-- The records follows --

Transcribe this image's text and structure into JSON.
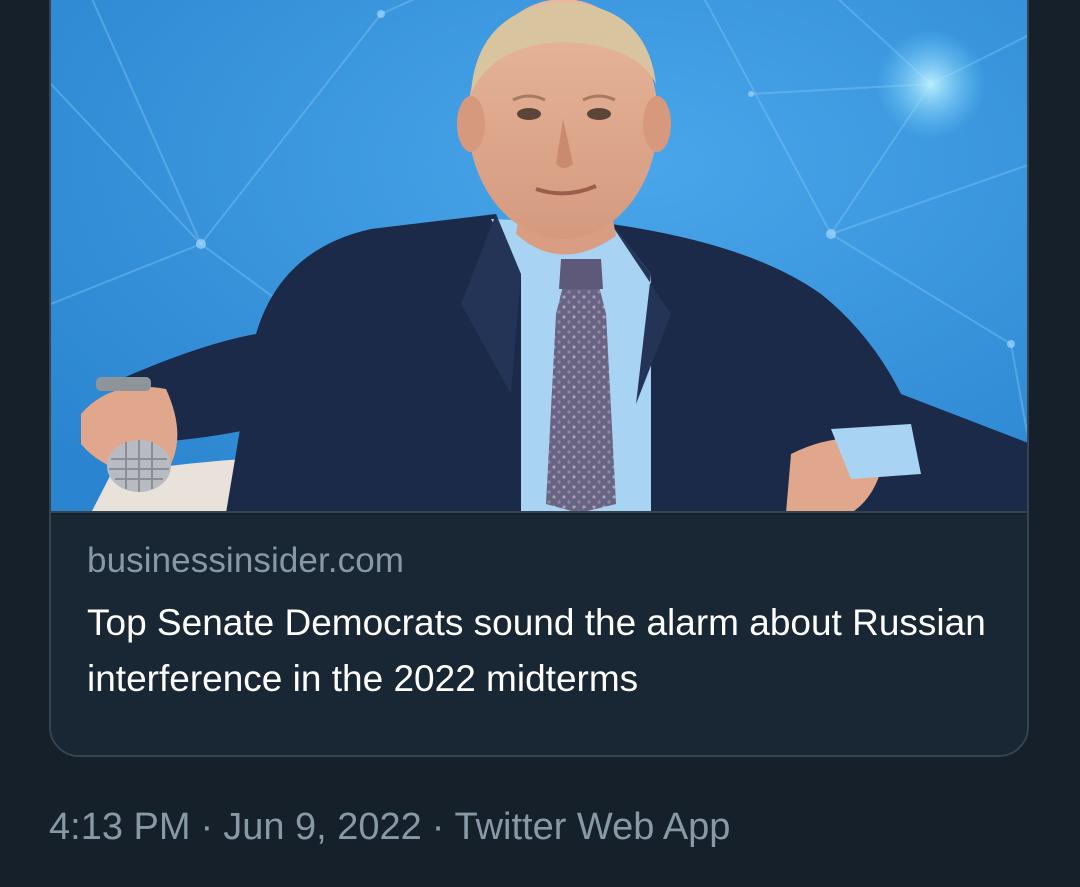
{
  "link_card": {
    "image": {
      "kind": "photo",
      "subject": "man in suit seated holding microphone",
      "background_color": "#2f8fd8",
      "suit_color": "#1b2a48",
      "shirt_color": "#a9d3f2",
      "tie_color": "#6a6483"
    },
    "domain": "businessinsider.com",
    "title": "Top Senate Democrats sound the alarm about Russian interference in the 2022 midterms"
  },
  "tweet_meta": {
    "time": "4:13 PM",
    "separator": "·",
    "date": "Jun 9, 2022",
    "source": "Twitter Web App"
  }
}
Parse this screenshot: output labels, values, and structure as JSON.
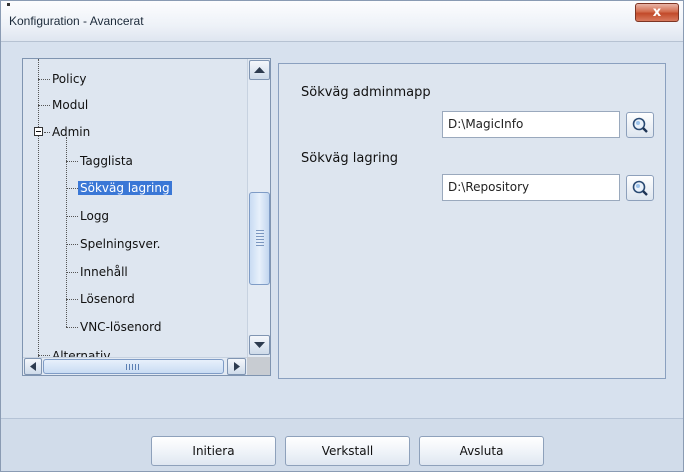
{
  "window": {
    "title": "Konfiguration - Avancerat",
    "close_label": "x"
  },
  "tree": {
    "items": [
      {
        "label": "Policy",
        "level": 1
      },
      {
        "label": "Modul",
        "level": 1
      },
      {
        "label": "Admin",
        "level": 1,
        "expanded": true
      },
      {
        "label": "Tagglista",
        "level": 2
      },
      {
        "label": "Sökväg lagring",
        "level": 2,
        "selected": true
      },
      {
        "label": "Logg",
        "level": 2
      },
      {
        "label": "Spelningsver.",
        "level": 2
      },
      {
        "label": "Innehåll",
        "level": 2
      },
      {
        "label": "Lösenord",
        "level": 2
      },
      {
        "label": "VNC-lösenord",
        "level": 2
      },
      {
        "label": "Alternativ",
        "level": 1,
        "clipped": true
      }
    ]
  },
  "settings": {
    "admin_folder_label": "Sökväg adminmapp",
    "admin_folder_value": "D:\\MagicInfo",
    "storage_label": "Sökväg lagring",
    "storage_value": "D:\\Repository",
    "browse_icon": "magnifier-icon"
  },
  "footer": {
    "initiate_label": "Initiera",
    "apply_label": "Verkstall",
    "exit_label": "Avsluta"
  },
  "colors": {
    "selection": "#3a77d6",
    "window_bg": "#d7e1ee",
    "close_button": "#c24a2a"
  }
}
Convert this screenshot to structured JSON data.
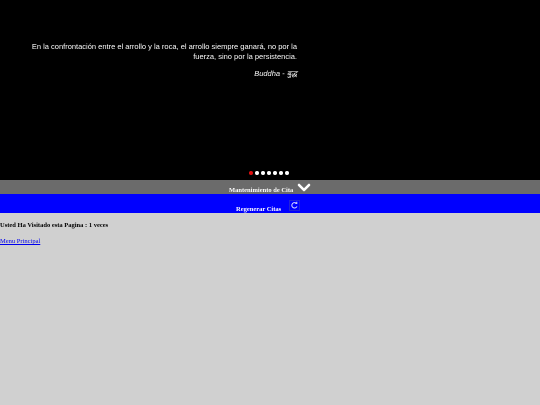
{
  "slider": {
    "quote_line1": "En la confrontación entre el arrollo y la roca, el arrollo siempre ganará, no por la",
    "quote_line2": "fuerza, sino por la persistencia.",
    "author": "Buddha - बुद्ध",
    "dot_count": 7,
    "active_dot": 1
  },
  "maintenance_bar": {
    "label": "Mantenimiento de Cita",
    "icon": "chevron-down-icon",
    "background": "#6b6b6b"
  },
  "regenerate_bar": {
    "label": "Regenerar Citas",
    "icon": "reload-icon",
    "background": "#0000ff"
  },
  "visits": {
    "text": "Usted Ha Visitado esta Pagina : 1 veces"
  },
  "menu": {
    "link_label": "Menu Principal"
  },
  "colors": {
    "hero_background": "#000000",
    "page_background": "#d0d0d0",
    "active_dot": "#e01010"
  }
}
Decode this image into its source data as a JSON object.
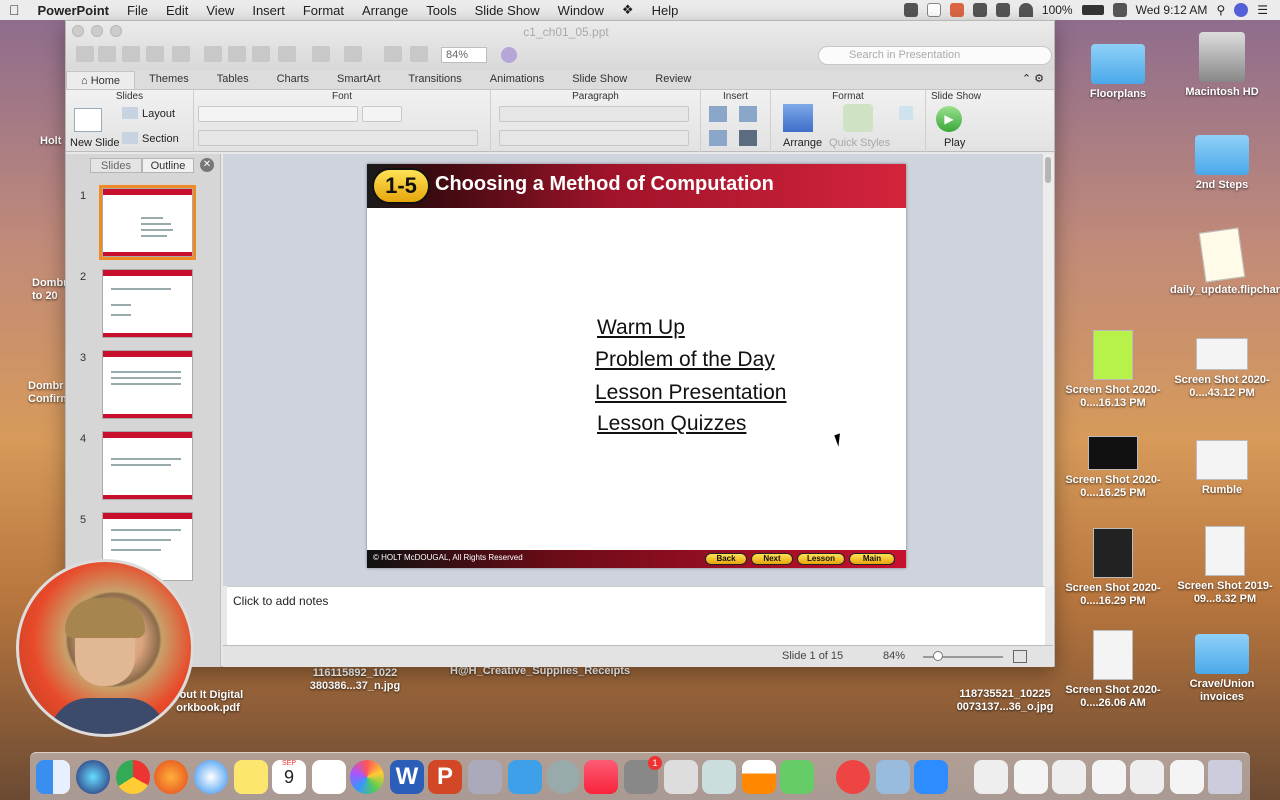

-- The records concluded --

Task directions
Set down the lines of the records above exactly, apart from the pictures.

Response to this task
Transcribe this image's text and structure into JSON.
{
  "link_card": {
    "image": {
      "kind": "photo",
      "subject": "man in suit seated holding microphone",
      "background_color": "#2f8fd8",
      "suit_color": "#1b2a48",
      "shirt_color": "#a9d3f2",
      "tie_color": "#6a6483"
    },
    "domain": "businessinsider.com",
    "title": "Top Senate Democrats sound the alarm about Russian interference in the 2022 midterms"
  },
  "tweet_meta": {
    "time": "4:13 PM",
    "separator": "·",
    "date": "Jun 9, 2022",
    "source": "Twitter Web App"
  }
}
Parse this screenshot: output labels, values, and structure as JSON.
{
  "window": {
    "title": "Konfiguration - Avancerat",
    "close_label": "x"
  },
  "tree": {
    "items": [
      {
        "label": "Policy",
        "level": 1
      },
      {
        "label": "Modul",
        "level": 1
      },
      {
        "label": "Admin",
        "level": 1,
        "expanded": true
      },
      {
        "label": "Tagglista",
        "level": 2
      },
      {
        "label": "Sökväg lagring",
        "level": 2,
        "selected": true
      },
      {
        "label": "Logg",
        "level": 2
      },
      {
        "label": "Spelningsver.",
        "level": 2
      },
      {
        "label": "Innehåll",
        "level": 2
      },
      {
        "label": "Lösenord",
        "level": 2
      },
      {
        "label": "VNC-lösenord",
        "level": 2
      },
      {
        "label": "Alternativ",
        "level": 1,
        "clipped": true
      }
    ]
  },
  "settings": {
    "admin_folder_label": "Sökväg adminmapp",
    "admin_folder_value": "D:\\MagicInfo",
    "storage_label": "Sökväg lagring",
    "storage_value": "D:\\Repository",
    "browse_icon": "magnifier-icon"
  },
  "footer": {
    "initiate_label": "Initiera",
    "apply_label": "Verkstall",
    "exit_label": "Avsluta"
  },
  "colors": {
    "selection": "#3a77d6",
    "window_bg": "#d7e1ee",
    "close_button": "#c24a2a"
  }
}
Convert this screenshot to structured JSON data.
{
  "slider": {
    "quote_line1": "En la confrontación entre el arrollo y la roca, el arrollo siempre ganará, no por la",
    "quote_line2": "fuerza, sino por la persistencia.",
    "author": "Buddha - बुद्ध",
    "dot_count": 7,
    "active_dot": 1
  },
  "maintenance_bar": {
    "label": "Mantenimiento de Cita",
    "icon": "chevron-down-icon",
    "background": "#6b6b6b"
  },
  "regenerate_bar": {
    "label": "Regenerar Citas",
    "icon": "reload-icon",
    "background": "#0000ff"
  },
  "visits": {
    "text": "Usted Ha Visitado esta Pagina : 1 veces"
  },
  "menu": {
    "link_label": "Menu Principal"
  },
  "colors": {
    "hero_background": "#000000",
    "page_background": "#d0d0d0",
    "active_dot": "#e01010"
  }
}
Decode this image into its source data as a JSON object.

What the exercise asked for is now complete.